Outlook: The upside for Paige is he is only a freshman and should make significant steps forward as the season progresses. There are already signs Paige is looking more comfortable running the offense and the more he plays, the more he can improve. That being said, Paige playing more could mean less time for someone like P.J. Hairston who clearly should get as much time as possible on the court. Paige's other issue is his size and the degree to which he will likely be abused by bigger point guards in ACC play. While Paige can contribute, it will be interesting to see, as the rotation tightens up, if his role and minutes will change.
Desmond Hubert, 1.2 ppg, 2.1 rpg, ORtg: 68.4

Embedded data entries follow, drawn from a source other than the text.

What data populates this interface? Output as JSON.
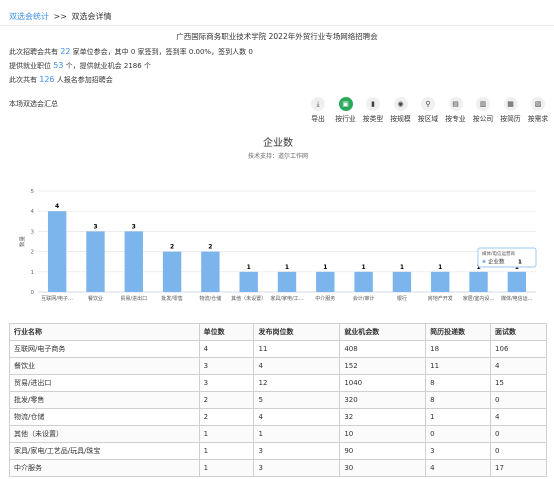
{
  "breadcrumb": {
    "parent": "双选会统计",
    "separator": ">>",
    "current": "双选会详情"
  },
  "title": "广西国际商务职业技术学院 2022年外贸行业专场网络招聘会",
  "info": {
    "line1_pre": "此次招聘会共有",
    "companies": "22",
    "line1_mid": "家单位参会，其中",
    "signed": "0",
    "line1_mid2": "家签到，签到率",
    "rate": "0.00%",
    "line1_mid3": "，签到人数",
    "signed_people": "0",
    "line2_pre": "提供就业职位",
    "positions": "53",
    "line2_mid": "个，提供就业机会",
    "jobs": "2186",
    "line2_post": "个",
    "line3_pre": "此次共有",
    "people": "126",
    "line3_post": "人报名参加招聘会"
  },
  "summary_label": "本场双选会汇总",
  "toolbar": [
    {
      "label": "导出",
      "icon": "download-icon",
      "glyph": "⤓",
      "active": false
    },
    {
      "label": "按行业",
      "icon": "briefcase-icon",
      "glyph": "▣",
      "active": true
    },
    {
      "label": "按类型",
      "icon": "bookmark-icon",
      "glyph": "▮",
      "active": false
    },
    {
      "label": "按规模",
      "icon": "globe-icon",
      "glyph": "◉",
      "active": false
    },
    {
      "label": "按区域",
      "icon": "location-pin-icon",
      "glyph": "⚲",
      "active": false
    },
    {
      "label": "按专业",
      "icon": "book-icon",
      "glyph": "▤",
      "active": false
    },
    {
      "label": "按公司",
      "icon": "building-icon",
      "glyph": "▥",
      "active": false
    },
    {
      "label": "按简历",
      "icon": "resume-icon",
      "glyph": "▦",
      "active": false
    },
    {
      "label": "按需求",
      "icon": "bars-icon",
      "glyph": "▧",
      "active": false
    }
  ],
  "chart_data": {
    "type": "bar",
    "title": "企业数",
    "subtitle": "技术支持：道尔工作网",
    "ylabel": "数量",
    "ylim": [
      0,
      5
    ],
    "yticks": [
      0,
      1,
      2,
      3,
      4,
      5
    ],
    "categories": [
      "互联网/电子…",
      "餐饮业",
      "贸易/进出口",
      "批发/零售",
      "物流/仓储",
      "其他（未设置）",
      "家具/家电/工…",
      "中介服务",
      "会计/审计",
      "银行",
      "房地产开发",
      "家居/室内设…",
      "媒体/电信运…"
    ],
    "values": [
      4,
      3,
      3,
      2,
      2,
      1,
      1,
      1,
      1,
      1,
      1,
      1,
      1
    ],
    "color": "#7cb5ec",
    "tooltip": {
      "title": "媒体/电信运营商",
      "series": "企业数",
      "value": "1"
    }
  },
  "table": {
    "headers": [
      "行业名称",
      "单位数",
      "发布岗位数",
      "就业机会数",
      "简历投递数",
      "面试数"
    ],
    "rows": [
      [
        "互联网/电子商务",
        "4",
        "11",
        "408",
        "18",
        "106"
      ],
      [
        "餐饮业",
        "3",
        "4",
        "152",
        "11",
        "4"
      ],
      [
        "贸易/进出口",
        "3",
        "12",
        "1040",
        "8",
        "15"
      ],
      [
        "批发/零售",
        "2",
        "5",
        "320",
        "8",
        "0"
      ],
      [
        "物流/仓储",
        "2",
        "4",
        "32",
        "1",
        "4"
      ],
      [
        "其他（未设置）",
        "1",
        "1",
        "10",
        "0",
        "0"
      ],
      [
        "家具/家电/工艺品/玩具/珠宝",
        "1",
        "3",
        "90",
        "3",
        "0"
      ],
      [
        "中介服务",
        "1",
        "3",
        "30",
        "4",
        "17"
      ]
    ]
  }
}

So far: Hubert has been the starter at center for eight of UNC's 13 games which is why he is included among the regular starters. Up to this point, he has largely been ineffective, even against inferior teams with one notable exception. On Saturday against UNLV, Hubert was as much a beast as he is capable of being with some solid defense and scoring on an actual offensive move around the basket. Outside of that, Hubert has been below average and leaving Roy Williams open to criticisms of starting a player in the stead of better personnel.
Outlook: One game does not a trend make but if Hubert shows more of what we saw against UNLV, then it will certainly be helpful. That is a big "if" since Hubert's development simply hasn't moved as quickly as most hoped it would. What keeps Hubert in the lineup is his apparent grasp of the defense which puts him ahead of Brice Johnson even though Johnson and Joel James for that matter actually play more. In short, Hubert shows some flashes of something useful but the expectation is UNC will lean more on Johnson or going small in most games.
Tomorrow: The Bench